I must say I was pretty excited when I read this. It is scifi come to life even if it does sound almost too good to be true. But seeing it move into human trials means it is past the theory phase and moving into implementation. The implications are staggering.1 It wouldn’t help every problem but it would cover a large percentage of people who experience declining vision or have certain genetic issues. Image you could get a surgical procedure on your eye and never worry about most vision problems ever again. Your eyes could focus w/almost perfect clarity. It raises a whole host of questions but I still love the idea. It could help a lot of people see better or even see again.
There are a plethora of questions that come up, of course. What is projected life span of the insert(s)? What happens if one fails? Can it be replaced? Cost? Insurance? The list goes on and on. But a bigger question might be, would said person now be considered bionic? This would certainly fit the bill of artificial enhancement.
For myself, I doubt I’d qualify any time soon as my actual vision has only deterriated every so slightly as I age. I don’t even qualify for Lasik right now. And the diplopia issue, being muslcle related, would not be repaired by said replacement either. So clearly it wouldn’t fix every problem.

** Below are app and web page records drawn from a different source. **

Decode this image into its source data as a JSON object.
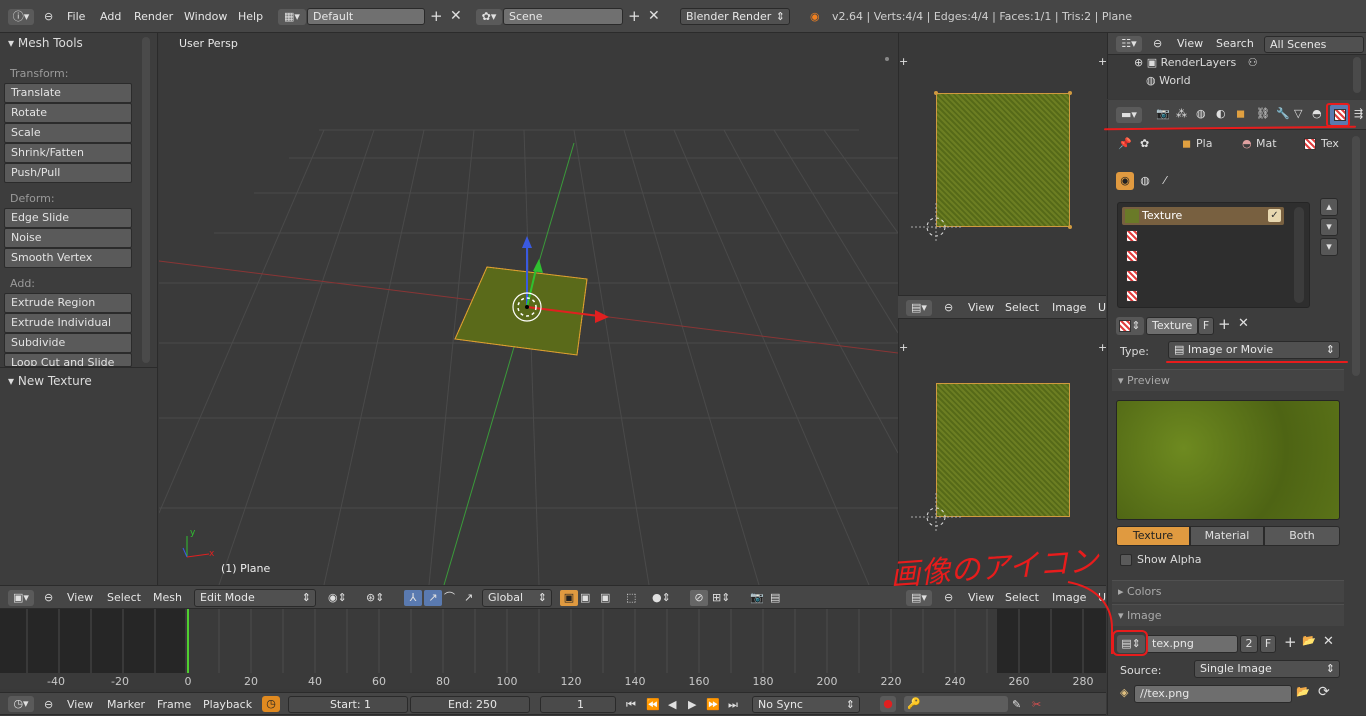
{
  "top_bar": {
    "menu": [
      "File",
      "Add",
      "Render",
      "Window",
      "Help"
    ],
    "layout": "Default",
    "scene": "Scene",
    "engine": "Blender Render",
    "stats": "v2.64 | Verts:4/4 | Edges:4/4 | Faces:1/1 | Tris:2 | Plane"
  },
  "tool_shelf": {
    "title": "Mesh Tools",
    "transform_label": "Transform:",
    "transform": [
      "Translate",
      "Rotate",
      "Scale",
      "Shrink/Fatten",
      "Push/Pull"
    ],
    "deform_label": "Deform:",
    "deform": [
      "Edge Slide",
      "Noise",
      "Smooth Vertex"
    ],
    "add_label": "Add:",
    "add": [
      "Extrude Region",
      "Extrude Individual",
      "Subdivide",
      "Loop Cut and Slide"
    ],
    "new_texture": "New Texture"
  },
  "viewport": {
    "label": "User Persp",
    "object_label": "(1) Plane",
    "axis_x": "x",
    "axis_y": "y"
  },
  "view3d_header": {
    "menu": [
      "View",
      "Select",
      "Mesh"
    ],
    "mode": "Edit Mode",
    "orientation": "Global"
  },
  "uv_header": {
    "menu": [
      "View",
      "Select",
      "Image"
    ]
  },
  "timeline": {
    "ticks": [
      "-40",
      "-20",
      "0",
      "20",
      "40",
      "60",
      "80",
      "100",
      "120",
      "140",
      "160",
      "180",
      "200",
      "220",
      "240",
      "260",
      "280"
    ],
    "menu": [
      "View",
      "Marker",
      "Frame",
      "Playback"
    ],
    "start": "Start: 1",
    "end": "End: 250",
    "current": "1",
    "sync": "No Sync"
  },
  "outliner": {
    "menu": [
      "View",
      "Search"
    ],
    "filter": "All Scenes",
    "items": [
      "RenderLayers",
      "World"
    ]
  },
  "properties": {
    "context": [
      "Pla",
      "Mat",
      "Tex"
    ],
    "slot_name": "Texture",
    "texture_name": "Texture",
    "fake_user": "F",
    "type_label": "Type:",
    "type_value": "Image or Movie",
    "preview_title": "Preview",
    "preview_tabs": [
      "Texture",
      "Material",
      "Both"
    ],
    "show_alpha": "Show Alpha",
    "colors_title": "Colors",
    "image_title": "Image",
    "image_name": "tex.png",
    "image_users": "2",
    "image_fake": "F",
    "source_label": "Source:",
    "source_value": "Single Image",
    "filepath": "//tex.png"
  },
  "annotation": {
    "text": "画像のアイコン",
    "color": "#e81c1c"
  }
}
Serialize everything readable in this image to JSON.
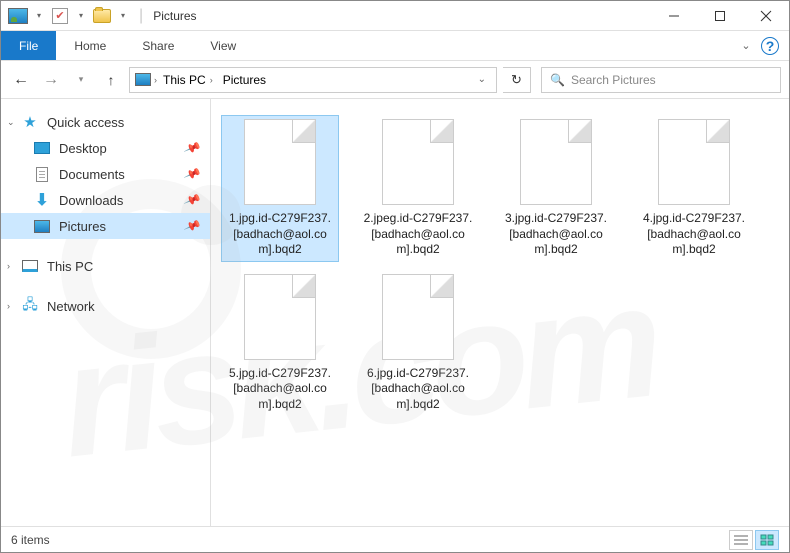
{
  "titlebar": {
    "title": "Pictures"
  },
  "ribbon": {
    "file": "File",
    "tabs": [
      "Home",
      "Share",
      "View"
    ]
  },
  "address": {
    "segments": [
      {
        "label": "This PC"
      },
      {
        "label": "Pictures"
      }
    ]
  },
  "search": {
    "placeholder": "Search Pictures"
  },
  "sidebar": {
    "quick_access": "Quick access",
    "items": [
      {
        "label": "Desktop",
        "pinned": true,
        "icon": "desktop"
      },
      {
        "label": "Documents",
        "pinned": true,
        "icon": "doc"
      },
      {
        "label": "Downloads",
        "pinned": true,
        "icon": "down"
      },
      {
        "label": "Pictures",
        "pinned": true,
        "icon": "pic",
        "selected": true
      }
    ],
    "this_pc": "This PC",
    "network": "Network"
  },
  "files": [
    {
      "name": "1.jpg.id-C279F237.[badhach@aol.com].bqd2",
      "selected": true
    },
    {
      "name": "2.jpeg.id-C279F237.[badhach@aol.com].bqd2"
    },
    {
      "name": "3.jpg.id-C279F237.[badhach@aol.com].bqd2"
    },
    {
      "name": "4.jpg.id-C279F237.[badhach@aol.com].bqd2"
    },
    {
      "name": "5.jpg.id-C279F237.[badhach@aol.com].bqd2"
    },
    {
      "name": "6.jpg.id-C279F237.[badhach@aol.com].bqd2"
    }
  ],
  "status": {
    "count": "6 items"
  }
}
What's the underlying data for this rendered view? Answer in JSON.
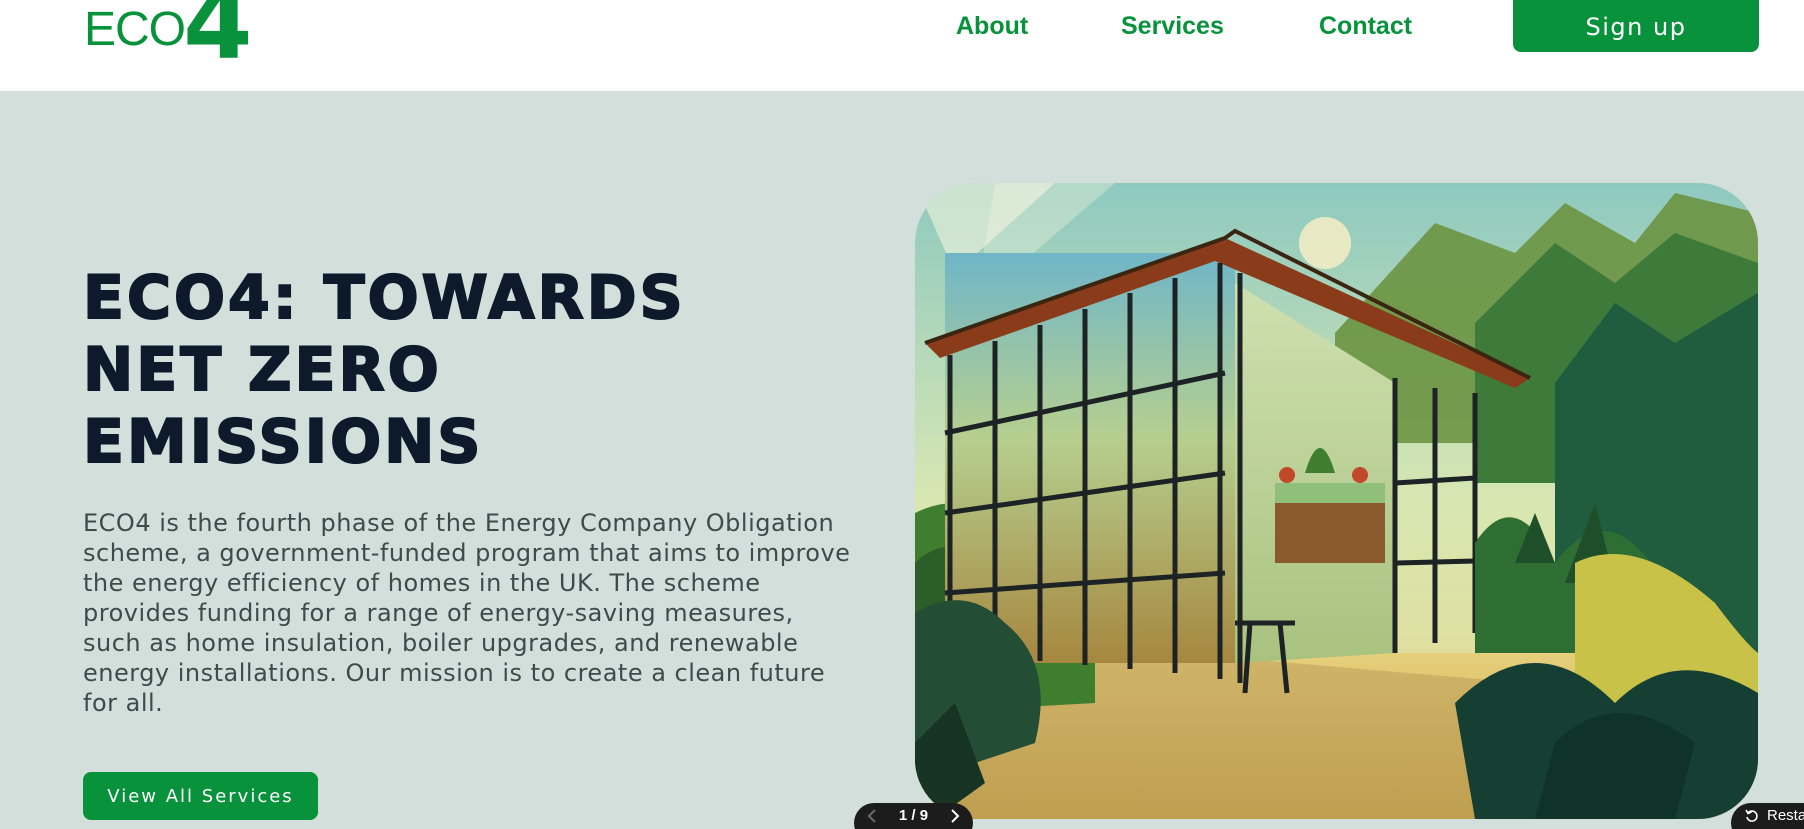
{
  "header": {
    "logo": {
      "prefix": "ECO",
      "suffix": "4"
    },
    "nav": [
      {
        "label": "About"
      },
      {
        "label": "Services"
      },
      {
        "label": "Contact"
      }
    ],
    "signup_label": "Sign up"
  },
  "hero": {
    "title": "ECO4: TOWARDS NET ZERO EMISSIONS",
    "description": "ECO4 is the fourth phase of the Energy Company Obligation scheme, a government-funded program that aims to improve the energy efficiency of homes in the UK. The scheme provides funding for a range of energy-saving measures, such as home insulation, boiler upgrades, and renewable energy installations. Our mission is to create a clean future for all.",
    "cta_label": "View All Services"
  },
  "carousel": {
    "pager": "1 / 9",
    "restore_label": "Resta"
  },
  "colors": {
    "brand_green": "#07923b",
    "hero_background": "#d3dfdb",
    "title_navy": "#0c1a2b"
  },
  "icons": {
    "prev": "chevron-left-icon",
    "next": "chevron-right-icon",
    "restore": "rotate-ccw-icon"
  }
}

But this last year has taught me how fragile our vision can be. Reading up on advancements like this are amazing.
- It helps if you go read the not-very-long article first. [↩]